Logging forests to halt wildfires would do more harm than good. Interior Secretary Ryan Zinke is blaming this summer’s large-scale wildfires on environmentalists, who he contends oppose “active management ” in forests. But the idea that wildfires should be suppressed by logging the forest is far too simplistic.
Another frequent query is “What are the pros and cons of wildfires?”.
Report unattended fires. Extinguish fire pits and campfires when done. Don’t throw lit cigarettes out of your moving car. Use caution when using flammable liquids. Pay attention to local ordinances for trash burning. Only use fireworks in clear areas with no woods nearby.
This begs the query “What are the harmful effects of wildfires?”
Our favorite answer is the smoke and ash generated from wildfires pollute the atmosphere and cause health issues in people breathing in the polluted gas. Breathing problems, respiratory infections, headaches, dizziness, eye irritation, etc, are some of the common health issues experienced by people living in areas near the fire.
, and wildfire season.

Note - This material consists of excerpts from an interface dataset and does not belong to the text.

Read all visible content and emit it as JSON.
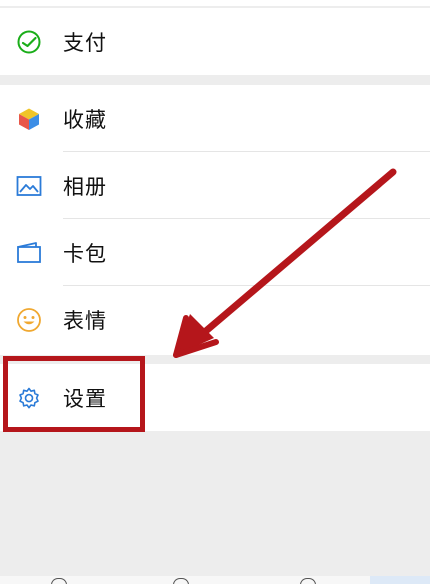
{
  "menu": {
    "payment": {
      "label": "支付",
      "icon": "wechat-pay-icon"
    },
    "favorites": {
      "label": "收藏",
      "icon": "favorites-cube-icon"
    },
    "album": {
      "label": "相册",
      "icon": "album-picture-icon"
    },
    "cards": {
      "label": "卡包",
      "icon": "card-wallet-icon"
    },
    "stickers": {
      "label": "表情",
      "icon": "smiley-face-icon"
    },
    "settings": {
      "label": "设置",
      "icon": "gear-icon"
    }
  },
  "colors": {
    "highlight": "#b5161b",
    "background": "#ededed",
    "wechat_green": "#1aad19",
    "icon_blue": "#2b7bd8"
  }
}
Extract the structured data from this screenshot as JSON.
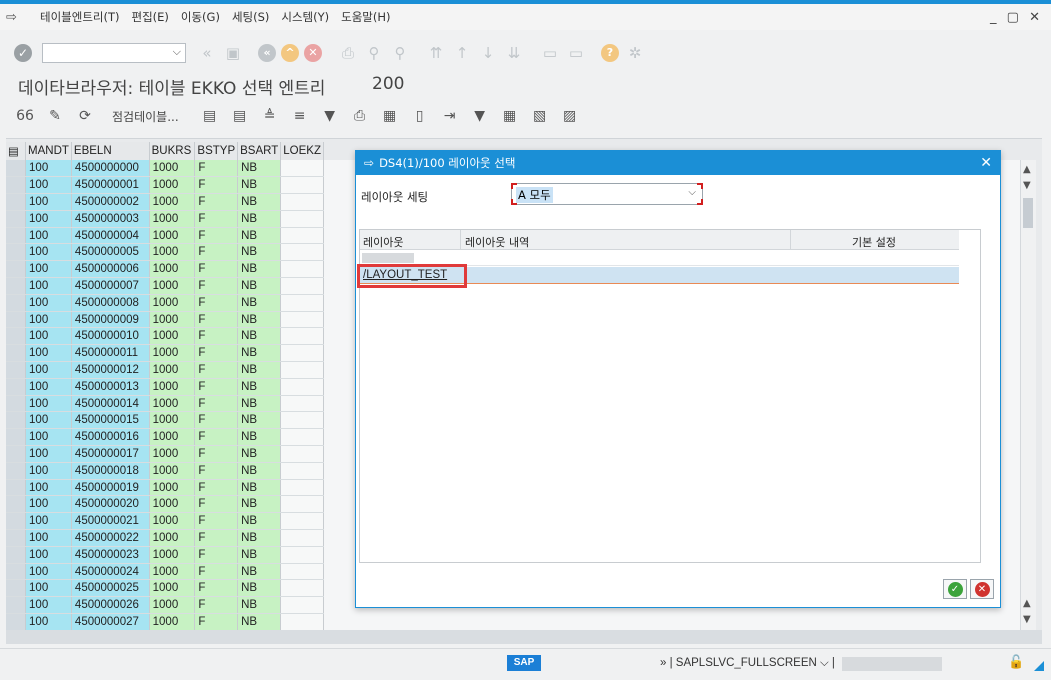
{
  "menu": {
    "items": [
      "테이블엔트리(T)",
      "편집(E)",
      "이동(G)",
      "세팅(S)",
      "시스템(Y)",
      "도움말(H)"
    ],
    "window_controls": "_ ▢ ✕"
  },
  "toolbar": {
    "command_field": ""
  },
  "page": {
    "title": "데이타브라우저: 테이블 EKKO 선택 엔트리",
    "count": "200"
  },
  "toolbar2": {
    "check_table_label": "점검테이블..."
  },
  "grid": {
    "columns": [
      "MANDT",
      "EBELN",
      "BUKRS",
      "BSTYP",
      "BSART",
      "LOEKZ"
    ],
    "rows": [
      [
        "100",
        "4500000000",
        "1000",
        "F",
        "NB",
        ""
      ],
      [
        "100",
        "4500000001",
        "1000",
        "F",
        "NB",
        ""
      ],
      [
        "100",
        "4500000002",
        "1000",
        "F",
        "NB",
        ""
      ],
      [
        "100",
        "4500000003",
        "1000",
        "F",
        "NB",
        ""
      ],
      [
        "100",
        "4500000004",
        "1000",
        "F",
        "NB",
        ""
      ],
      [
        "100",
        "4500000005",
        "1000",
        "F",
        "NB",
        ""
      ],
      [
        "100",
        "4500000006",
        "1000",
        "F",
        "NB",
        ""
      ],
      [
        "100",
        "4500000007",
        "1000",
        "F",
        "NB",
        ""
      ],
      [
        "100",
        "4500000008",
        "1000",
        "F",
        "NB",
        ""
      ],
      [
        "100",
        "4500000009",
        "1000",
        "F",
        "NB",
        ""
      ],
      [
        "100",
        "4500000010",
        "1000",
        "F",
        "NB",
        ""
      ],
      [
        "100",
        "4500000011",
        "1000",
        "F",
        "NB",
        ""
      ],
      [
        "100",
        "4500000012",
        "1000",
        "F",
        "NB",
        ""
      ],
      [
        "100",
        "4500000013",
        "1000",
        "F",
        "NB",
        ""
      ],
      [
        "100",
        "4500000014",
        "1000",
        "F",
        "NB",
        ""
      ],
      [
        "100",
        "4500000015",
        "1000",
        "F",
        "NB",
        ""
      ],
      [
        "100",
        "4500000016",
        "1000",
        "F",
        "NB",
        ""
      ],
      [
        "100",
        "4500000017",
        "1000",
        "F",
        "NB",
        ""
      ],
      [
        "100",
        "4500000018",
        "1000",
        "F",
        "NB",
        ""
      ],
      [
        "100",
        "4500000019",
        "1000",
        "F",
        "NB",
        ""
      ],
      [
        "100",
        "4500000020",
        "1000",
        "F",
        "NB",
        ""
      ],
      [
        "100",
        "4500000021",
        "1000",
        "F",
        "NB",
        ""
      ],
      [
        "100",
        "4500000022",
        "1000",
        "F",
        "NB",
        ""
      ],
      [
        "100",
        "4500000023",
        "1000",
        "F",
        "NB",
        ""
      ],
      [
        "100",
        "4500000024",
        "1000",
        "F",
        "NB",
        ""
      ],
      [
        "100",
        "4500000025",
        "1000",
        "F",
        "NB",
        ""
      ],
      [
        "100",
        "4500000026",
        "1000",
        "F",
        "NB",
        ""
      ],
      [
        "100",
        "4500000027",
        "1000",
        "F",
        "NB",
        ""
      ]
    ]
  },
  "dialog": {
    "title": "DS4(1)/100 레이아웃 선택",
    "close": "✕",
    "layout_setting_label": "레이아웃 세팅",
    "layout_setting_value": "A 모두",
    "table_headers": [
      "레이아웃",
      "레이아웃 내역",
      "기본 설정"
    ],
    "rows": [
      {
        "layout": "",
        "description": "",
        "default": ""
      },
      {
        "layout": "/LAYOUT_TEST",
        "description": "",
        "default": ""
      }
    ]
  },
  "status": {
    "logo": "SAP",
    "system": "SAPLSLVC_FULLSCREEN"
  },
  "colors": {
    "accent": "#1b8fd6",
    "key_col": "#a6e4f2",
    "data_col": "#c7f2c3",
    "highlight": "#e03a3a"
  }
}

Wildfires leave behind toxic debris in the air, soil, and waterways, requiring billion-dollar cleanups in some cases, and they can also have a long-lasting, costly impact on human health.
Should wildfires be suppressed?
While wildfire suppression serves human safety and resource protection, the lack of natural fires can be the cause of ecosystem changes. Notably, across the global grassland and savanna ecosystems, fire suppression is frequently found to be a driver of woody encroachment .
Today, policies advocating complete fire suppression have been exchanged for those who encourage wildland fire use, or the allowing of fire to act as a tool, such as the case with controlled burns. Lava flow on the coastal plain of Kīlauea, on the island of Hawaii, generated this wildfire.
Also, should the Forest Service stop managing wildfires for resource benefit?
Some sources claimed he conceded that in a “fire year different from any before” the Forest Service should stop managing fires for “resource benefit” — that is, to improve ecosystem health — and instead suppress them. “We are in a ‘triage mode,’” he wrote, and the agency’s focus now “must be on fires that threaten communities and infrastructure.”.
Experts in favor of letting natural forest fires burn unchecked argue that fire suppression disrupts the natural forest cycle and endangers the livelihoods of people who depend on the forest, and the wellbeing of the plants and animals living there.
What is wildfire suppression and why is it important?
Wildfire suppression also addresses the issues of the wildland–urban interface, where populated areas border with wild land areas. In the United States and other countries, aggressive wildfire suppression aimed at minimizing fire has contributed to accumulation of fuel loads, increasing the risk of large, catastrophic fires.
How do forest fires affect wildlife?
Thick smoke, for instance, may have contributed to the deaths of 50 adult White Ibises during a 1999 fire in the Everglades, Sanderfoot reported in a recent paper. And some low-flying species might succumb to smoke inhalation or exhaustion before they can escape forest fires, according to the Alberta Institute for Wildlife Conservation.
How do Wildfires affect low-flying birds?
And some low-flying species might succumb to smoke inhalation or exhaustion before they can escape forest fires, according to the Alberta Institute for Wildlife Conservation. How do wildfires affect habitat, and do any birds benefit from blazes ?
Does wildfire smoke affect birds?
Smoke from wildfires usually cause more of a chronic disease with secondary infections, the birds will show chronic respiratory signs up to 3 weeks later or more — they may start breathing hard, bobbing their tails, sitting on the bottom of the cage fluffed up or just acting lethargic and not wanting to eat much.
Will a forest fire kill birds?
A fire might kill weak birds or, depending on the time of year, claim nestlings. At least in the Western forests that U. S. Forest Service research biologist Vicki Saab studies, birds evolved alongside fire and flee in the face of conflagrations.
Moreover, how does smoke affect birds?
It is known that smoke can cause damage to birds’ lungs so it isn’t surprising that they would leave areas thick with smoke. It is also known that a bird breathes in such a way that it can take in more oxygen per unit of air than humans, which makes it easier for them to breathe at higher altitudes.